|COOKIES: By using this website you agree that we can place Google Analytics Cookies on your device for performance monitoring.|
Intelligent Location-Privacy Preserving Mechanisms
If you have a question about this talk, please contact Microsoft Research Cambridge Talks Admins.
This event may be recorded and made available internally or externally via http://research.microsoft.com. Microsoft will own the copyright of any recordings made. If you do not wish to have your image/voice recorded please consider this before attending
The widespread use of smart mobile devices has fostered the development of a variety of successful data-sharing mobile applications. The data that users disclose to untrusted entities (for example, through location-based services) exposes aspects of their private life, which is not apparent at first but can be inferred from the revealed data. People are notoriously bad estimators of risks, including privacy risks. Moreover, due to various cognitive biases, lack of enough information, and the complexity of the decision problem, it is difficult for users to make the optimal decision about whether to reveal or obfuscate their information and, if necessary, how to obfuscate it. In this talk, I address the problem of protecting users’ privacy in data-sharing mobile applications, with the focus on location-based services. I propose strategic algorithms and intelligent tools to automatically assess the users’ location-privacy level, and to find the right balance between revealing and hiding their data. I will present the Location-Privacy Meter (LPM) tool, that we developed to quantify location privacy, as well as our work on optimal defense mechanisms against location-inference attacks.
This talk is part of the Microsoft Research Cambridge, public talks series.
This talk is included in these lists:
Note that ex-directory lists are not shown.
Other listsInference Group Axonal degeneration and repair: plasticity and stem cells Measuring National Well-Being – what matters to you?
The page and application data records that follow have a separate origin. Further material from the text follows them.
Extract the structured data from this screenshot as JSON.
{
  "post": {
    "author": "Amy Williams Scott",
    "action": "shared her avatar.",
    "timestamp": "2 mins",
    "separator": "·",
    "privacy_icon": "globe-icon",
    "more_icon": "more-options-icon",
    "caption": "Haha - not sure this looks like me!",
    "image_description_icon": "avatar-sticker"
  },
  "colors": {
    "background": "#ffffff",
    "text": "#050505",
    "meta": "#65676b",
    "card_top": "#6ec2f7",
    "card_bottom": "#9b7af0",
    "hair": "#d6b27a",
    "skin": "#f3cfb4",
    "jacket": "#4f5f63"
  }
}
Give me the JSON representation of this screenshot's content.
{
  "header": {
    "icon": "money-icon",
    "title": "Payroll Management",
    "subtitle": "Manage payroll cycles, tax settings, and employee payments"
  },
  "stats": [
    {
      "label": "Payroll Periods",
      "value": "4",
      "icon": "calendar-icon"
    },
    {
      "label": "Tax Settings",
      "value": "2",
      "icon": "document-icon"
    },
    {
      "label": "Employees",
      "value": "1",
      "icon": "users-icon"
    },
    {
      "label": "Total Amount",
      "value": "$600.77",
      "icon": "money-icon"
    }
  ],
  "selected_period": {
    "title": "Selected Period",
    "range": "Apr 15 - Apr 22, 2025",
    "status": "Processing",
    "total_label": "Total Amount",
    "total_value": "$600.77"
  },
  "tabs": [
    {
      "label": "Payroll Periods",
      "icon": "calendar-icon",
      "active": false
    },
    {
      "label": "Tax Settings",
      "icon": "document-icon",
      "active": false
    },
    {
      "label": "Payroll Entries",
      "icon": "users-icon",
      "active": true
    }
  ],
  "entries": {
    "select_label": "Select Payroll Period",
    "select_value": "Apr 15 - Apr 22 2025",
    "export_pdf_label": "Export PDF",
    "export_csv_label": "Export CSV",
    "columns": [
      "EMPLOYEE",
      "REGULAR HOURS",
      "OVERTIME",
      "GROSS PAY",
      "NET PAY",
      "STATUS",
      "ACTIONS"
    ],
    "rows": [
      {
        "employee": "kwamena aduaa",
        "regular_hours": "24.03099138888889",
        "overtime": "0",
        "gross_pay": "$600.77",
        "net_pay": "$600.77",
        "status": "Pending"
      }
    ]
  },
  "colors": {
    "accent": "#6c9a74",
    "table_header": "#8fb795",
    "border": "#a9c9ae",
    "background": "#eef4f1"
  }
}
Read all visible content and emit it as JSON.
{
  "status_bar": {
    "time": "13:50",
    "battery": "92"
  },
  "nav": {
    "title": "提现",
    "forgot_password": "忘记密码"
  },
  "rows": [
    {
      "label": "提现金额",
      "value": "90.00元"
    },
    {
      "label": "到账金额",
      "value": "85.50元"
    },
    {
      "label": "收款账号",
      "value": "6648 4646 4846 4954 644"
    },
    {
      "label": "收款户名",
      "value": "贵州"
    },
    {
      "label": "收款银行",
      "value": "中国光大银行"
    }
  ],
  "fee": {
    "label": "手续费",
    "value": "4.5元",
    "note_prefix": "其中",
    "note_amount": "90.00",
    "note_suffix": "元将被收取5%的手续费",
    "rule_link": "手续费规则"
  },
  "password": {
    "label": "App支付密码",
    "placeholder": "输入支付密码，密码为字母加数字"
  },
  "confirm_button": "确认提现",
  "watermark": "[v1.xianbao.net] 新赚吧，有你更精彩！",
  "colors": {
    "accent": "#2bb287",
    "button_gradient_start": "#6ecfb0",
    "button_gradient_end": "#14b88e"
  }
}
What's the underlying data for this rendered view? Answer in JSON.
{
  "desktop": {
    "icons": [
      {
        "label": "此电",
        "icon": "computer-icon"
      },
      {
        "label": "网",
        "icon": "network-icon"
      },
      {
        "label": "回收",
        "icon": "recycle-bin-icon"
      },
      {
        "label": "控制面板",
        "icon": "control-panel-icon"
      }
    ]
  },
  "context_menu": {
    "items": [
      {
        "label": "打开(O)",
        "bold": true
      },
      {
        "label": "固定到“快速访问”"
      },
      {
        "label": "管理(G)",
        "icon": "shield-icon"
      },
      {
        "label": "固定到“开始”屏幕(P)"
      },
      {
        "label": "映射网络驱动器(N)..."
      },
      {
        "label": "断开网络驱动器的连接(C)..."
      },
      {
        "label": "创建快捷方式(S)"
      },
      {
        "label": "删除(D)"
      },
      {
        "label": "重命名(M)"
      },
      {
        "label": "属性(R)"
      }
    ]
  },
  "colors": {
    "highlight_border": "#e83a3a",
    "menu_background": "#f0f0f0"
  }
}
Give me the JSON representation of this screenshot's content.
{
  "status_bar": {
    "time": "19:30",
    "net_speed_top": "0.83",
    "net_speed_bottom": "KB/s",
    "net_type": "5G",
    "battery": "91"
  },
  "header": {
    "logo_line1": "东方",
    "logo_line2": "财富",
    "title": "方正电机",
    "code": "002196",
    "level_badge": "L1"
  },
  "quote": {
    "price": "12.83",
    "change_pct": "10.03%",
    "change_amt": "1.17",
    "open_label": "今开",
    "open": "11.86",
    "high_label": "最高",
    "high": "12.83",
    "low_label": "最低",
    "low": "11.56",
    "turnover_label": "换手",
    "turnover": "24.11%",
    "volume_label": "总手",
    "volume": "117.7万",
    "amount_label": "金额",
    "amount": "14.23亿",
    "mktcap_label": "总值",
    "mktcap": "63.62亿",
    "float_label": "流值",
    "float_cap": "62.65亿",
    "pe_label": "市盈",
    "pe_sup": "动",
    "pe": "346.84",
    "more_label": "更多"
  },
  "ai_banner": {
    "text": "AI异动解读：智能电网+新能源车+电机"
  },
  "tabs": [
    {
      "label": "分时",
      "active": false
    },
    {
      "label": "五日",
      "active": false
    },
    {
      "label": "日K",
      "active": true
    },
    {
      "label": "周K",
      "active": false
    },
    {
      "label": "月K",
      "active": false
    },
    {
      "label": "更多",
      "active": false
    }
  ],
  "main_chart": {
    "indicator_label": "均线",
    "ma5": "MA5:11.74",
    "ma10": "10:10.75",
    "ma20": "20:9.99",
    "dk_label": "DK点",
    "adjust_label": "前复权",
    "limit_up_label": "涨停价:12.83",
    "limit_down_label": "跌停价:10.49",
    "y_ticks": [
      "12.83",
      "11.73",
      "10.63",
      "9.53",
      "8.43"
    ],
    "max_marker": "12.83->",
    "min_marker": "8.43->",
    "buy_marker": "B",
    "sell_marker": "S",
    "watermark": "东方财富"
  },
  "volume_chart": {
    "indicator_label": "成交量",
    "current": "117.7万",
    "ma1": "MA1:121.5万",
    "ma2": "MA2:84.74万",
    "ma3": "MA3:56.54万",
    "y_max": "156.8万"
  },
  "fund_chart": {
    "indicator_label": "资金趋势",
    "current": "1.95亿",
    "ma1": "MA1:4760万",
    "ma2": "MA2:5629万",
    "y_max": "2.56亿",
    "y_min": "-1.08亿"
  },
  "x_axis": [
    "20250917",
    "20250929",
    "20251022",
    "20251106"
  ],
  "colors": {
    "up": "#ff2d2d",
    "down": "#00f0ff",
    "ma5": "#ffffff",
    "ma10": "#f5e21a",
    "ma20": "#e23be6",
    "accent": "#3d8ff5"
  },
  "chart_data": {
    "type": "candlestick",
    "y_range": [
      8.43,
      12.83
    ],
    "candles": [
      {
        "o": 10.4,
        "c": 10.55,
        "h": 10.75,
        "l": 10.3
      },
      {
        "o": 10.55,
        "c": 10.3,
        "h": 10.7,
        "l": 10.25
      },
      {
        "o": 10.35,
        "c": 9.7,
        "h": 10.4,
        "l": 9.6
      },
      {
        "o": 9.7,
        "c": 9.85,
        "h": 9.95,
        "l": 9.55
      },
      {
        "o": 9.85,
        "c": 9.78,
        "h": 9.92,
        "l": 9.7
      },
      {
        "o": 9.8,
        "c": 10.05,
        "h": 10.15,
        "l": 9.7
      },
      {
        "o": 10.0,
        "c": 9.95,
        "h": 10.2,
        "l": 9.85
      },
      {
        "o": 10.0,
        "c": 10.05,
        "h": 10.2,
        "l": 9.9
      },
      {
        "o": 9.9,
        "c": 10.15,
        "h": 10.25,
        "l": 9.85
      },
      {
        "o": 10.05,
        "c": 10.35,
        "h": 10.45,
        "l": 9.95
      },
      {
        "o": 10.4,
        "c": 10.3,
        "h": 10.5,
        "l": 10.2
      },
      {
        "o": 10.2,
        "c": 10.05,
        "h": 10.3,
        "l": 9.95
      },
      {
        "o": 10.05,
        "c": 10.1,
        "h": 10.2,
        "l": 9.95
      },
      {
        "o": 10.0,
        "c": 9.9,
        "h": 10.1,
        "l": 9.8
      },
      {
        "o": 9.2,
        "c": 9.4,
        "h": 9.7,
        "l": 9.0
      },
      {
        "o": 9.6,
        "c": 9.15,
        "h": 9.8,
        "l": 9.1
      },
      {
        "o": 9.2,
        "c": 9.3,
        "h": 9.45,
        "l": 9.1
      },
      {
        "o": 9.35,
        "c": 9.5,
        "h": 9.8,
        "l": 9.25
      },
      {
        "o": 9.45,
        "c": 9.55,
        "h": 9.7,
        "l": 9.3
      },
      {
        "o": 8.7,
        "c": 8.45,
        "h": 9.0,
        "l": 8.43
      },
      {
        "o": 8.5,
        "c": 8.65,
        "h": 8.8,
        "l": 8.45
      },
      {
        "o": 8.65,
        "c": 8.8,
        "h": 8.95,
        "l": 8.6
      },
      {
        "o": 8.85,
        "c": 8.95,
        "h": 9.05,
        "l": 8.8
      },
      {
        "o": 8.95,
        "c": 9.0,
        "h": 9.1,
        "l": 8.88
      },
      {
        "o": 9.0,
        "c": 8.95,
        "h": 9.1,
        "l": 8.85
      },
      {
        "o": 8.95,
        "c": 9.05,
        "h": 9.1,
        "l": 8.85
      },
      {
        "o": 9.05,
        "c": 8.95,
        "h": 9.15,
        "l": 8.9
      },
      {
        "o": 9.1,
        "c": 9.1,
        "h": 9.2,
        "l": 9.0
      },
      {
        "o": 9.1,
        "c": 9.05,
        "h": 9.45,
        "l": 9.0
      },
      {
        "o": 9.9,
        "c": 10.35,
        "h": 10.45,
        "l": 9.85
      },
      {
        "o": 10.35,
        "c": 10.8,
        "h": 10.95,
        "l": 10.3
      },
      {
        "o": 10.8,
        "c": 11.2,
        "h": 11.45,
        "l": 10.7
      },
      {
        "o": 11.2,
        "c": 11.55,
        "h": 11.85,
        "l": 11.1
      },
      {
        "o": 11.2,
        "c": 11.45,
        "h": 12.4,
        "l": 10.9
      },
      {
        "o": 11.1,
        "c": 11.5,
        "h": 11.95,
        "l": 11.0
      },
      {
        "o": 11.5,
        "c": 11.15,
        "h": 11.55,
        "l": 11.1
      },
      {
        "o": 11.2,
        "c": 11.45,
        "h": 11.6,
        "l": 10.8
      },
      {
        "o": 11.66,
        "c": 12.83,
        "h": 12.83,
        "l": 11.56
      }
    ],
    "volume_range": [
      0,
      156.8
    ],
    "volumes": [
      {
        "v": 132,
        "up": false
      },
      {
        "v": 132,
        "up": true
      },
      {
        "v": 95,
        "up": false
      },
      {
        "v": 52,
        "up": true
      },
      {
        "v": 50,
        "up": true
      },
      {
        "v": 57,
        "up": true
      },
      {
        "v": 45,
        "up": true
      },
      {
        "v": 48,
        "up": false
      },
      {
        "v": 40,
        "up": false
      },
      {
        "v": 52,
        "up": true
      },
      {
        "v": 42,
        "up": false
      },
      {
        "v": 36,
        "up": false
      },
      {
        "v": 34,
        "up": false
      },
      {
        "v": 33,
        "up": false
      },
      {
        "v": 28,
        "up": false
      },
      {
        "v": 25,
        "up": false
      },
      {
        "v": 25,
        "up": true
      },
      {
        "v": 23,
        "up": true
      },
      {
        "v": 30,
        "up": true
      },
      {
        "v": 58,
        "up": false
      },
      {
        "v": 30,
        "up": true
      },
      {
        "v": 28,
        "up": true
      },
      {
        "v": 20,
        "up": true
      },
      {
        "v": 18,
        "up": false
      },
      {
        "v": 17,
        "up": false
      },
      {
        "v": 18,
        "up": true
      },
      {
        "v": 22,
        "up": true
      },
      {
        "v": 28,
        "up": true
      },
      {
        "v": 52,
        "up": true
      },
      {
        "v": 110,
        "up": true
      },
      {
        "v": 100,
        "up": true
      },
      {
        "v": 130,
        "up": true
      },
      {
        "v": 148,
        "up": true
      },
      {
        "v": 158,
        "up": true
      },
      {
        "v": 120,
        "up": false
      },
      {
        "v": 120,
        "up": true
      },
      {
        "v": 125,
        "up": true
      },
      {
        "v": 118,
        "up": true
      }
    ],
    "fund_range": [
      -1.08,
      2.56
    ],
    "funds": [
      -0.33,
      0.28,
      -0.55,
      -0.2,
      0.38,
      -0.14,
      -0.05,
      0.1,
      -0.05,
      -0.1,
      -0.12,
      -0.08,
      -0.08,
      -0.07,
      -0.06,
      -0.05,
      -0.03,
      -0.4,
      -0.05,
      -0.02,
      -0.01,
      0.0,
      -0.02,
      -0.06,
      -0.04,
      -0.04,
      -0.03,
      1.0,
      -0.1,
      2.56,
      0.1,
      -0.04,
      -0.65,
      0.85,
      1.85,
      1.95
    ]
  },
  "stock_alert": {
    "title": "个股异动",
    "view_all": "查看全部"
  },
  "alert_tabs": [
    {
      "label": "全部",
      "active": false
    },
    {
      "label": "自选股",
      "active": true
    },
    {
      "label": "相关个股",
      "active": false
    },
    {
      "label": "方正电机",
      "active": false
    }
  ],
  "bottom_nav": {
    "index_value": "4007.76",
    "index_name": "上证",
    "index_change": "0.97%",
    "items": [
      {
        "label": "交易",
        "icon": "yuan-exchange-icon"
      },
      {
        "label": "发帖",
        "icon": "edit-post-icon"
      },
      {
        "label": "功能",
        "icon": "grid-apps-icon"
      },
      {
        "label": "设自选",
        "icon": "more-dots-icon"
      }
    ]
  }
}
Other talksScience Makers: sensing with chemicals Ellipsoid Localisation Microscopy The outer zone of turbulent boundary layers How long does take to change? A review of the timelines for innovation in the power sector and other technologies and the implications for power market design and policy The construction of extremism in ‘The Trojan Horse’ affair: implications for identity and citizenship Disc Instability is Dead, Long Live Disc Instability